## ACTION ITEM
Go through the material and copy each line that includes "JSON".
(DATA RECORDS)
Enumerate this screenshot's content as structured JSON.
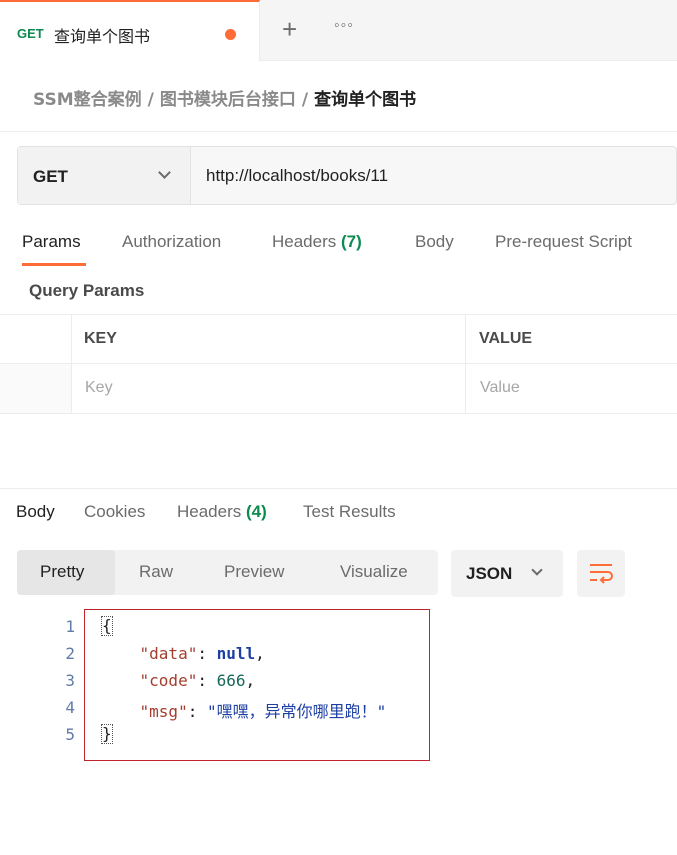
{
  "tab": {
    "method": "GET",
    "name": "查询单个图书",
    "add_icon": "plus-icon",
    "more_icon": "more-icon"
  },
  "breadcrumb": [
    "SSM整合案例",
    "图书模块后台接口",
    "查询单个图书"
  ],
  "breadcrumb_sep": "/",
  "request": {
    "method": "GET",
    "url": "http://localhost/books/11"
  },
  "request_tabs": [
    {
      "label": "Params",
      "active": true
    },
    {
      "label": "Authorization"
    },
    {
      "label": "Headers",
      "count": "(7)"
    },
    {
      "label": "Body"
    },
    {
      "label": "Pre-request Script"
    }
  ],
  "query_params": {
    "title": "Query Params",
    "columns": [
      "KEY",
      "VALUE"
    ],
    "placeholders": [
      "Key",
      "Value"
    ]
  },
  "response_tabs": [
    {
      "label": "Body",
      "active": true
    },
    {
      "label": "Cookies"
    },
    {
      "label": "Headers",
      "count": "(4)"
    },
    {
      "label": "Test Results"
    }
  ],
  "view_modes": [
    "Pretty",
    "Raw",
    "Preview",
    "Visualize"
  ],
  "format": "JSON",
  "code": {
    "line_numbers": [
      "1",
      "2",
      "3",
      "4",
      "5"
    ],
    "open": "{",
    "data_key": "\"data\"",
    "data_val": "null",
    "code_key": "\"code\"",
    "code_val": "666",
    "msg_key": "\"msg\"",
    "msg_val": "\"嘿嘿，异常你哪里跑！\"",
    "close": "}"
  },
  "colors": {
    "accent": "#ff6c37",
    "method_green": "#0d8a4f",
    "highlight": "#c0232c"
  }
}
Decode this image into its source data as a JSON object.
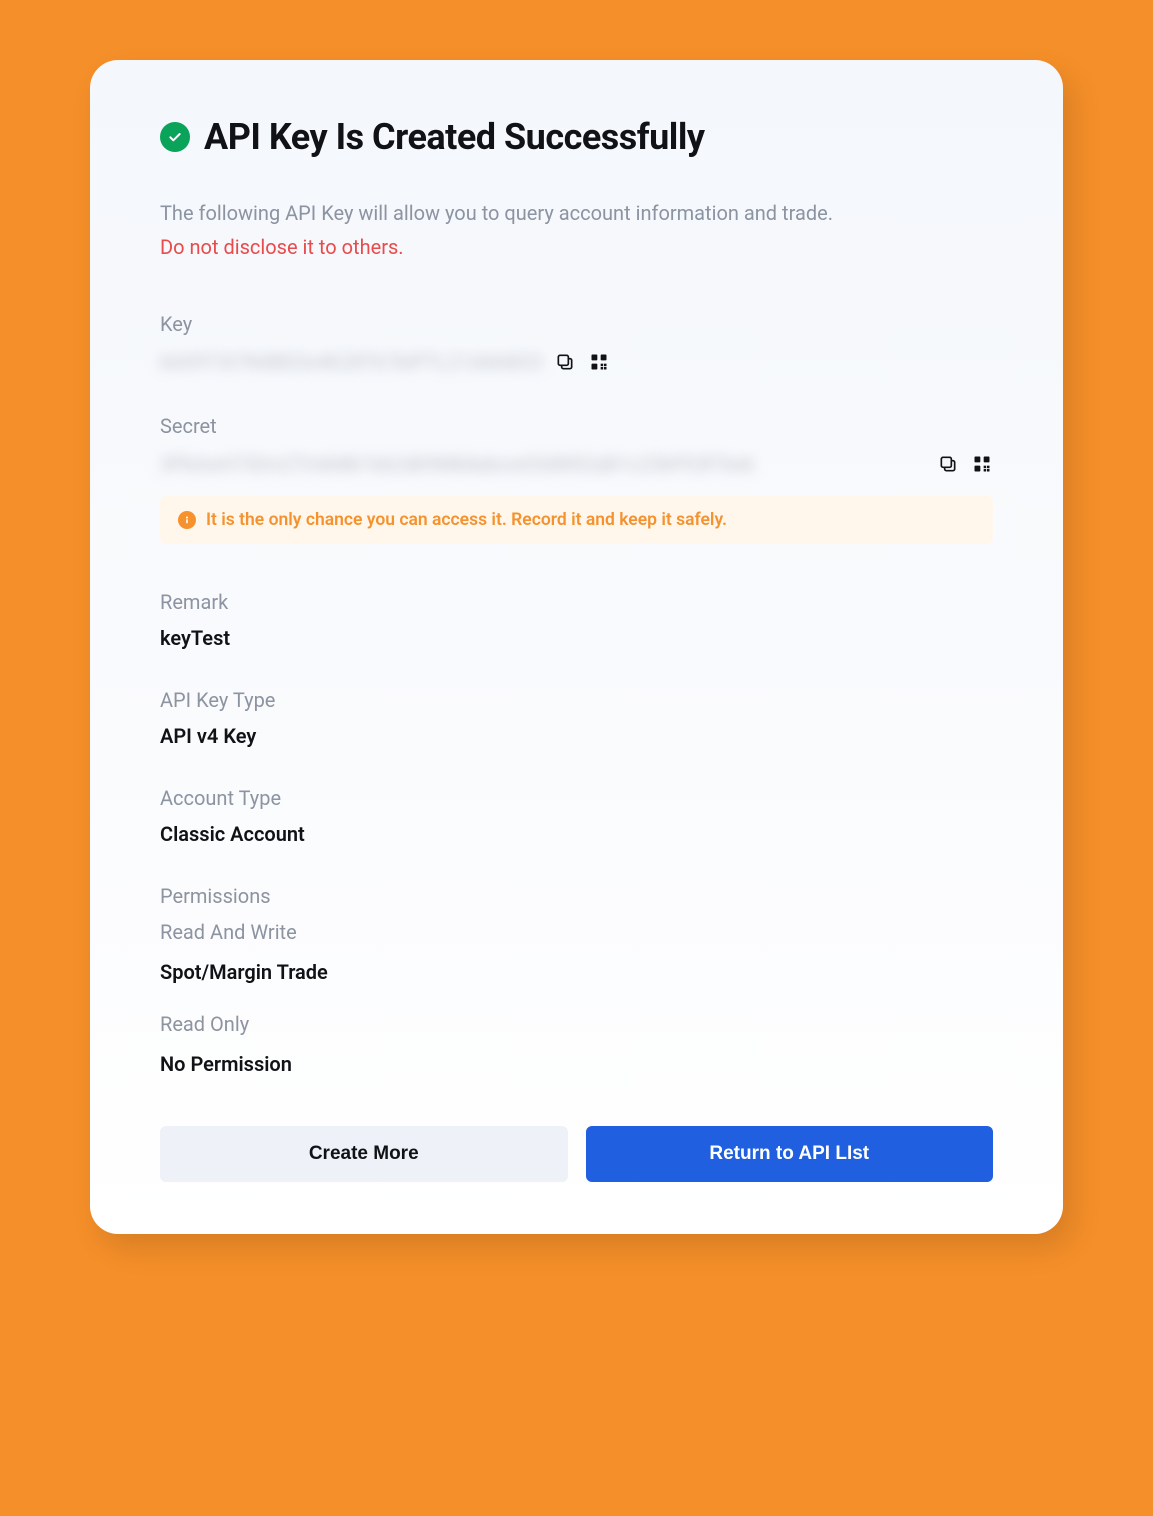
{
  "title": "API Key Is Created Successfully",
  "description": "The following API Key will allow you to query account information and trade.",
  "disclose_warning": "Do not disclose it to others.",
  "key": {
    "label": "Key",
    "value_masked": "k6X9T3t7N4B03x4K28Tk7bIPTL21d4A8O3"
  },
  "secret": {
    "label": "Secret",
    "value_masked": "3PkAwH7iDm2TmkMk7eb2dk9Mk8abcw03dN92aB1c23kP03F5wk"
  },
  "notice": "It is the only chance you can access it. Record it and keep it safely.",
  "remark": {
    "label": "Remark",
    "value": "keyTest"
  },
  "api_key_type": {
    "label": "API Key Type",
    "value": "API v4 Key"
  },
  "account_type": {
    "label": "Account Type",
    "value": "Classic Account"
  },
  "permissions": {
    "label": "Permissions",
    "read_write_label": "Read And Write",
    "read_write_value": "Spot/Margin Trade",
    "read_only_label": "Read Only",
    "read_only_value": "No Permission"
  },
  "buttons": {
    "create_more": "Create More",
    "return": "Return to API LIst"
  }
}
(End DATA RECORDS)
## THE ANSWER
Enumerate this screenshot's content as structured JSON.
  "format": "JSON",
Decode this image into its source data as a JSON object.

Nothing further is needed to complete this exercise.